◆ WHAT IS EXPECTED: Where does the word "disabled" show up in the records? Copy every line that has it.

BEGIN TASK MATERIAL

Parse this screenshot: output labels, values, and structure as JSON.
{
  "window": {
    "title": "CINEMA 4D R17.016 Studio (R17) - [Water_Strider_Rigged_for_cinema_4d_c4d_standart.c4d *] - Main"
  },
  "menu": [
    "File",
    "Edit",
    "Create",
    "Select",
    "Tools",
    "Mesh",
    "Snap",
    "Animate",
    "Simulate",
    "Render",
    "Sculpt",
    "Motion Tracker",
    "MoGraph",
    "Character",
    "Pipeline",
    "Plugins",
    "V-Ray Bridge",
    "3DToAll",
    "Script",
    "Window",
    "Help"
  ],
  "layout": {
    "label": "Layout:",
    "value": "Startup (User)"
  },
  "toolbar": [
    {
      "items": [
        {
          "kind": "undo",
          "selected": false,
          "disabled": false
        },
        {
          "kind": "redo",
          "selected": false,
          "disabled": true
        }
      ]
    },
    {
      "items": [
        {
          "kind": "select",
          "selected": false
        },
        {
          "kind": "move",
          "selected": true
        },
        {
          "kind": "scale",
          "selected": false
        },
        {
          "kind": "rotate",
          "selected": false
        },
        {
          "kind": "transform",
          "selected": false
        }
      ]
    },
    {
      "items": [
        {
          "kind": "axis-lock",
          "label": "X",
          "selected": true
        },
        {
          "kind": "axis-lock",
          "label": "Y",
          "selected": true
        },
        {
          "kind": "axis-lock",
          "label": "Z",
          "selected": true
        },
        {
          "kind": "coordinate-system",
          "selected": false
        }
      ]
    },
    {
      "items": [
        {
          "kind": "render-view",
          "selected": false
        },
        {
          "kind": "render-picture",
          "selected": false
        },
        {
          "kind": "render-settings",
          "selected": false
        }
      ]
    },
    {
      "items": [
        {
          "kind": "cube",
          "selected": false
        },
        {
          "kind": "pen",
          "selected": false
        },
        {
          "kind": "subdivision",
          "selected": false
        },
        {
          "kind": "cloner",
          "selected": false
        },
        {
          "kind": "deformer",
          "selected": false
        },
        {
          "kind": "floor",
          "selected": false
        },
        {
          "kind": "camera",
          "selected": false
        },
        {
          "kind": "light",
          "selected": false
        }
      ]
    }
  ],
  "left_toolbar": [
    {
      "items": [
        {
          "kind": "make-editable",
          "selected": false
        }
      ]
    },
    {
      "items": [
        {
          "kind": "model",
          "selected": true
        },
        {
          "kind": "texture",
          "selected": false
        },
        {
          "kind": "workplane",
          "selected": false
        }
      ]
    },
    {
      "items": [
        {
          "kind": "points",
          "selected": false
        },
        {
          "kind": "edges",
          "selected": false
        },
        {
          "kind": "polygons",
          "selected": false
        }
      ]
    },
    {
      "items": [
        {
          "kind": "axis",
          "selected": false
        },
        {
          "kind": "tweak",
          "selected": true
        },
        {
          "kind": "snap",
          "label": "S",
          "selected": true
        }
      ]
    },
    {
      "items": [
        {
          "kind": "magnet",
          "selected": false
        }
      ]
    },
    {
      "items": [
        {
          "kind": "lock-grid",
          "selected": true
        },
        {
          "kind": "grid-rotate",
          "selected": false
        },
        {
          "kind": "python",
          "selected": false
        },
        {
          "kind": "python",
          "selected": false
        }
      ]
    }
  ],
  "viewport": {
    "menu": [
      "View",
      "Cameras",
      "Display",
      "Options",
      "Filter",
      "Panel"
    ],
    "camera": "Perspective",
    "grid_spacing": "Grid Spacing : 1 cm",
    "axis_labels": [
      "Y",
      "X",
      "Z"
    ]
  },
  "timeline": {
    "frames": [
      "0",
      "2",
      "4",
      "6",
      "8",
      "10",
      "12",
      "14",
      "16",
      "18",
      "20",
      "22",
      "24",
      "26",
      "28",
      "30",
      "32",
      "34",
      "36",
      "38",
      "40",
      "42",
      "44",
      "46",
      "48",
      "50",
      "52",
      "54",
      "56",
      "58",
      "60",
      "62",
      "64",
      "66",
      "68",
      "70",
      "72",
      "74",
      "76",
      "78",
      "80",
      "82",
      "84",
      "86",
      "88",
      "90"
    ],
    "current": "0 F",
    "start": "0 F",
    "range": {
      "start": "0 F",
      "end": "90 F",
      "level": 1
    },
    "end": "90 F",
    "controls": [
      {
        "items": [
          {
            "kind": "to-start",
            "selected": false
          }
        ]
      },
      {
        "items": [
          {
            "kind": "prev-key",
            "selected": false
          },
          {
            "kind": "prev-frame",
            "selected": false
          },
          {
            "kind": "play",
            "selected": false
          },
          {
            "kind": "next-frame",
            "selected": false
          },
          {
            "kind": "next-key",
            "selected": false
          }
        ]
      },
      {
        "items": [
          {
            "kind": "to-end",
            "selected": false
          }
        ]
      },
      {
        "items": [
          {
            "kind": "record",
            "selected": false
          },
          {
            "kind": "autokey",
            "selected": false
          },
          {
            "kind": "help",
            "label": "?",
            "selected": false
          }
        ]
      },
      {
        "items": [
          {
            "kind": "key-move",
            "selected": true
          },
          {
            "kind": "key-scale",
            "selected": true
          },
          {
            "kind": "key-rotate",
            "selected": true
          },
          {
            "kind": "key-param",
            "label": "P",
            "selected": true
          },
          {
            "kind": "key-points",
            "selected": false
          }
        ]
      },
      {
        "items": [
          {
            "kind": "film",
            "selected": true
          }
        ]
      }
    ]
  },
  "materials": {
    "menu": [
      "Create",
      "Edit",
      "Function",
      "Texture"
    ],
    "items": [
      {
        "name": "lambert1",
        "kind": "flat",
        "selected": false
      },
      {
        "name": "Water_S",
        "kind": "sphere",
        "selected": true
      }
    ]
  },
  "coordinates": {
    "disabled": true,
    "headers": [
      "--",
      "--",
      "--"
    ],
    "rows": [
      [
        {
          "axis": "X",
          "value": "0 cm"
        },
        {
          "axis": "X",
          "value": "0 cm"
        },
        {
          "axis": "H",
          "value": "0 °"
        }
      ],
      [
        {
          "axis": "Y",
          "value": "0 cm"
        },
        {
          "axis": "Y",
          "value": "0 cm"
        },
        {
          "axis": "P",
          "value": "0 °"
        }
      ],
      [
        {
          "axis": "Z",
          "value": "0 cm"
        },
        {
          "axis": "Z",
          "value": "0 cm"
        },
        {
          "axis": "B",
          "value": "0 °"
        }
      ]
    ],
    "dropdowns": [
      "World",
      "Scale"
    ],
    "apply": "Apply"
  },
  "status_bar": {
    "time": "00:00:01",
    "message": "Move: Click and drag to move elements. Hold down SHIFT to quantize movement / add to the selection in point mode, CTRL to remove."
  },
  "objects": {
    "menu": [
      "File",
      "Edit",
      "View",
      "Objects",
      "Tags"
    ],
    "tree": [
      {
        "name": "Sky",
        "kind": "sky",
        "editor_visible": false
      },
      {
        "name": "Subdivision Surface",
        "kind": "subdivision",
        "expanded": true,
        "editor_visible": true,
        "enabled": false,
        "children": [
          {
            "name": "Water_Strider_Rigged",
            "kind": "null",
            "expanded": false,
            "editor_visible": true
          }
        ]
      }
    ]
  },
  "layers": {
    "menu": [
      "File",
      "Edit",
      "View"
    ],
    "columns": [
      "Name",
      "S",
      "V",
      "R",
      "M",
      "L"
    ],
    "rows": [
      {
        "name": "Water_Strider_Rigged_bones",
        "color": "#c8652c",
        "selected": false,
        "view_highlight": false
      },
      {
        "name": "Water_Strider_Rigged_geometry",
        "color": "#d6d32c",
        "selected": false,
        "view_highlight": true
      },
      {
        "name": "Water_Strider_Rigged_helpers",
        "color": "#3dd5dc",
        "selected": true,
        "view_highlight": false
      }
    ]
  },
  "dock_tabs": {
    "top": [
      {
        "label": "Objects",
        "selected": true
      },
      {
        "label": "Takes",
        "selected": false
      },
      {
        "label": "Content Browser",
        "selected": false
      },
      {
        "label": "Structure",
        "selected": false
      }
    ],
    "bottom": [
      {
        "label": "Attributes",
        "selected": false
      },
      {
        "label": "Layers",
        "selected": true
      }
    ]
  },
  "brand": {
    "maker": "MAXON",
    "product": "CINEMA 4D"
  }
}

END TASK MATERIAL

◆ RESULT OF THIS TASK:
          "disabled": false
          "disabled": true
    "disabled": true,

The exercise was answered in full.